WORK INSTRUCTIONS:
The expected answer is all of the entries, written out exactly.
──────── EXERCISE INPUT ────────
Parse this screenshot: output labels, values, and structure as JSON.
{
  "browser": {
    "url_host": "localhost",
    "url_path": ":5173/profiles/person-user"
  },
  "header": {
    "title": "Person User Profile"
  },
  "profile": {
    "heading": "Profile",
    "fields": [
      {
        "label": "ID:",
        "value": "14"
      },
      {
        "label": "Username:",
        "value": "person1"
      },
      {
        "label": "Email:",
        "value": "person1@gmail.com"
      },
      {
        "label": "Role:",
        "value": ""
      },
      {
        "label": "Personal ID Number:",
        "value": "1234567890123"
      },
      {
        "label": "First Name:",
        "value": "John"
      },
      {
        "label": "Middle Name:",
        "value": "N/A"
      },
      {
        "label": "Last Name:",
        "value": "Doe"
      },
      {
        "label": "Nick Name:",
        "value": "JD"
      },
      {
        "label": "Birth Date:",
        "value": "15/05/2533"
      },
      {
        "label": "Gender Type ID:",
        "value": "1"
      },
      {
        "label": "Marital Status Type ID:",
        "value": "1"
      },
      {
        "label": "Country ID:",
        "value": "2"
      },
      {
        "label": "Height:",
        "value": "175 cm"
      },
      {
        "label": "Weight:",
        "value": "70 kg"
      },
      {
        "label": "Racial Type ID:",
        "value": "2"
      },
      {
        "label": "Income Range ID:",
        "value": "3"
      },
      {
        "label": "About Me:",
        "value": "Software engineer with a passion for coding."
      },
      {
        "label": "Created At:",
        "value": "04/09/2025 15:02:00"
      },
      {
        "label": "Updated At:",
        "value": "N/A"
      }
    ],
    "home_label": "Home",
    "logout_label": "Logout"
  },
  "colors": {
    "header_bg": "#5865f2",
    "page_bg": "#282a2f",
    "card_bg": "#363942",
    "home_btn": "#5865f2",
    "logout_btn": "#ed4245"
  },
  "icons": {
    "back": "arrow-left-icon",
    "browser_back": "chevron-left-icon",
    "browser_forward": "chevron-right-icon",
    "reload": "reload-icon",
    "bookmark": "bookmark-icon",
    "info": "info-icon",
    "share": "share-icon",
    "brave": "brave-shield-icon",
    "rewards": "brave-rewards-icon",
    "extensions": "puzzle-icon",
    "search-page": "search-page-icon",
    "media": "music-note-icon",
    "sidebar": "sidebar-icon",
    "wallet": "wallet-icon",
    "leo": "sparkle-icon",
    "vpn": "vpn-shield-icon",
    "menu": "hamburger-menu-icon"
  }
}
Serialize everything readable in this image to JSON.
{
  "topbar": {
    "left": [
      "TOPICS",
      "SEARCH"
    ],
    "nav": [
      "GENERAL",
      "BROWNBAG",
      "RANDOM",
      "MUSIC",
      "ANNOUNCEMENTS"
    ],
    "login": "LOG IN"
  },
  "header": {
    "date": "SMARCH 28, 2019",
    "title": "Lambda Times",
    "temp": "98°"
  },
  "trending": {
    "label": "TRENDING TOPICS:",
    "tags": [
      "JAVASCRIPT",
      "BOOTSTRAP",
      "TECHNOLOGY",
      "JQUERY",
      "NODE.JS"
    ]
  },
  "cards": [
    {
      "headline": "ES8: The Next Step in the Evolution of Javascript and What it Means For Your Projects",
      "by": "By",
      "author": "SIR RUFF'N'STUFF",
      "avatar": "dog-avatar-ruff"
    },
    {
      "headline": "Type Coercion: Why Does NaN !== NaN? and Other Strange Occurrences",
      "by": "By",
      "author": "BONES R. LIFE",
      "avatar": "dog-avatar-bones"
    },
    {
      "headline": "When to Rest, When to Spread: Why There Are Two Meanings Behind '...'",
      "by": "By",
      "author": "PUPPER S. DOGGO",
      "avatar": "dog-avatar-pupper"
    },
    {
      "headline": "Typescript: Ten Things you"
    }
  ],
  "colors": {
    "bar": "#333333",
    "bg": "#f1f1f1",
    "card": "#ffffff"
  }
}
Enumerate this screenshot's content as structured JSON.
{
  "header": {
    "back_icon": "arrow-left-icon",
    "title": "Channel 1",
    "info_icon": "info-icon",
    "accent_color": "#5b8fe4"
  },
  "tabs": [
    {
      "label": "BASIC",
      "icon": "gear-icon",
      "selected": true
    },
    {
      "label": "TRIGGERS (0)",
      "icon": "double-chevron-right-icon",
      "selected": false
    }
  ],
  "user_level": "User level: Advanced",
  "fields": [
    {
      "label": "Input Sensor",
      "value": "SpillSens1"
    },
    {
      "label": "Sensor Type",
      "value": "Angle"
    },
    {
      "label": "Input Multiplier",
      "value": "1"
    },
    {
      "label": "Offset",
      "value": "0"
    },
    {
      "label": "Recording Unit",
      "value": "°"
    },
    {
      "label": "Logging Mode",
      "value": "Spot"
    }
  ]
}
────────
EXERCISE OUTPUT:
Parse this screenshot: output labels, values, and structure as JSON.
{
  "browser": {
    "url_host": "localhost",
    "url_path": ":5173/profiles/person-user"
  },
  "header": {
    "title": "Person User Profile"
  },
  "profile": {
    "heading": "Profile",
    "fields": [
      {
        "label": "ID:",
        "value": "14"
      },
      {
        "label": "Username:",
        "value": "person1"
      },
      {
        "label": "Email:",
        "value": "person1@gmail.com"
      },
      {
        "label": "Role:",
        "value": ""
      },
      {
        "label": "Personal ID Number:",
        "value": "1234567890123"
      },
      {
        "label": "First Name:",
        "value": "John"
      },
      {
        "label": "Middle Name:",
        "value": "N/A"
      },
      {
        "label": "Last Name:",
        "value": "Doe"
      },
      {
        "label": "Nick Name:",
        "value": "JD"
      },
      {
        "label": "Birth Date:",
        "value": "15/05/2533"
      },
      {
        "label": "Gender Type ID:",
        "value": "1"
      },
      {
        "label": "Marital Status Type ID:",
        "value": "1"
      },
      {
        "label": "Country ID:",
        "value": "2"
      },
      {
        "label": "Height:",
        "value": "175 cm"
      },
      {
        "label": "Weight:",
        "value": "70 kg"
      },
      {
        "label": "Racial Type ID:",
        "value": "2"
      },
      {
        "label": "Income Range ID:",
        "value": "3"
      },
      {
        "label": "About Me:",
        "value": "Software engineer with a passion for coding."
      },
      {
        "label": "Created At:",
        "value": "04/09/2025 15:02:00"
      },
      {
        "label": "Updated At:",
        "value": "N/A"
      }
    ],
    "home_label": "Home",
    "logout_label": "Logout"
  },
  "colors": {
    "header_bg": "#5865f2",
    "page_bg": "#282a2f",
    "card_bg": "#363942",
    "home_btn": "#5865f2",
    "logout_btn": "#ed4245"
  },
  "icons": {
    "back": "arrow-left-icon",
    "browser_back": "chevron-left-icon",
    "browser_forward": "chevron-right-icon",
    "reload": "reload-icon",
    "bookmark": "bookmark-icon",
    "info": "info-icon",
    "share": "share-icon",
    "brave": "brave-shield-icon",
    "rewards": "brave-rewards-icon",
    "extensions": "puzzle-icon",
    "search-page": "search-page-icon",
    "media": "music-note-icon",
    "sidebar": "sidebar-icon",
    "wallet": "wallet-icon",
    "leo": "sparkle-icon",
    "vpn": "vpn-shield-icon",
    "menu": "hamburger-menu-icon"
  }
}
Serialize everything readable in this image to JSON.
{
  "topbar": {
    "left": [
      "TOPICS",
      "SEARCH"
    ],
    "nav": [
      "GENERAL",
      "BROWNBAG",
      "RANDOM",
      "MUSIC",
      "ANNOUNCEMENTS"
    ],
    "login": "LOG IN"
  },
  "header": {
    "date": "SMARCH 28, 2019",
    "title": "Lambda Times",
    "temp": "98°"
  },
  "trending": {
    "label": "TRENDING TOPICS:",
    "tags": [
      "JAVASCRIPT",
      "BOOTSTRAP",
      "TECHNOLOGY",
      "JQUERY",
      "NODE.JS"
    ]
  },
  "cards": [
    {
      "headline": "ES8: The Next Step in the Evolution of Javascript and What it Means For Your Projects",
      "by": "By",
      "author": "SIR RUFF'N'STUFF",
      "avatar": "dog-avatar-ruff"
    },
    {
      "headline": "Type Coercion: Why Does NaN !== NaN? and Other Strange Occurrences",
      "by": "By",
      "author": "BONES R. LIFE",
      "avatar": "dog-avatar-bones"
    },
    {
      "headline": "When to Rest, When to Spread: Why There Are Two Meanings Behind '...'",
      "by": "By",
      "author": "PUPPER S. DOGGO",
      "avatar": "dog-avatar-pupper"
    },
    {
      "headline": "Typescript: Ten Things you"
    }
  ],
  "colors": {
    "bar": "#333333",
    "bg": "#f1f1f1",
    "card": "#ffffff"
  }
}
Enumerate this screenshot's content as structured JSON.
{
  "header": {
    "back_icon": "arrow-left-icon",
    "title": "Channel 1",
    "info_icon": "info-icon",
    "accent_color": "#5b8fe4"
  },
  "tabs": [
    {
      "label": "BASIC",
      "icon": "gear-icon",
      "selected": true
    },
    {
      "label": "TRIGGERS (0)",
      "icon": "double-chevron-right-icon",
      "selected": false
    }
  ],
  "user_level": "User level: Advanced",
  "fields": [
    {
      "label": "Input Sensor",
      "value": "SpillSens1"
    },
    {
      "label": "Sensor Type",
      "value": "Angle"
    },
    {
      "label": "Input Multiplier",
      "value": "1"
    },
    {
      "label": "Offset",
      "value": "0"
    },
    {
      "label": "Recording Unit",
      "value": "°"
    },
    {
      "label": "Logging Mode",
      "value": "Spot"
    }
  ]
}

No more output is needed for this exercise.